Wednesday, May 11, 2005
The trial of Richard Scrushy has turned positively somnambulant over the past week as the defense called two expert witnesses to split hairs about the value of Scrushy's stock options and the effects of the fraud on HealthSouth's share price. Things may have hit a new low on the interest meter on Tuesday when the defense spent the day reading into the record transcripts of two witnesses who testified last year at the SEC's asset freeze hearing but who have since asserted their Fifth Amendment privilege and refused to testify (with the government unwilling to grant immunity). If you have ever had the joy of reading a transcript to a jury (grand or petit) you know just how boring the process can be.. That may change in the next day or so, however, as lead defense trial counsel James Parkman has indicated that Scrushy is prepped and ready to take the witness stand. This will be the key to the defense because the other witnesses will be overshadowed by the direct and, more importantly, the cross-examination of the former CEO.
Of course, Parkman has hinted that he may not call Scrushy to testify, no doubt trying to keep the government off-balance and creating the possibility that prosecutors would appear unprepared if he were to suddenly rest the defense case.
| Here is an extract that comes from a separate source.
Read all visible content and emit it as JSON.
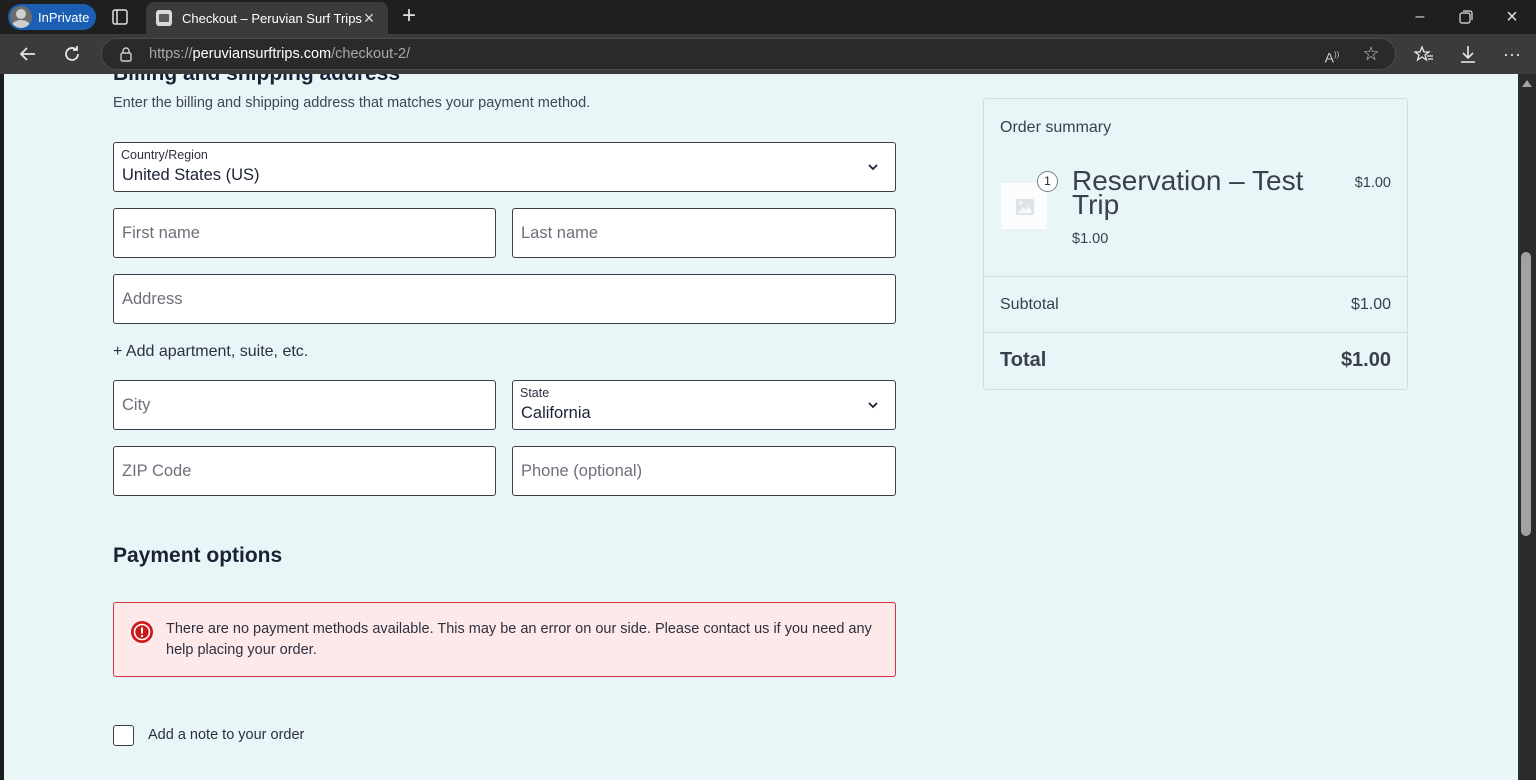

Given the particular spin on the "Honest-but-Ignorant CEO" defense being used here, which accuses HealthSouth's Five Guilty CFOs (and others) of actively lying to Scrushy for years and not just that the defendant did not pay attention to all that complicated accounting stuff (the Ebbers/Lay variant), it will be difficult for him not to testify to try to counter the extensive testimony about his involvement in all aspects of the company. This just seems like a very difficult case to rely on the burden of proof, attacking witnesses who entered plea bargains, and accusations that everyone lied and engaged in a grand conspiracy to keep Scrushy in the dark without the defendant saying what he did and did not know. The trial can move from something just this side of watching paint dry to an edge-of-the-seat drama once Scrushy takes the witness stand. An AP story here discusses the statements of Scrushy's counsel about the possibility of calling him to testify. (ph)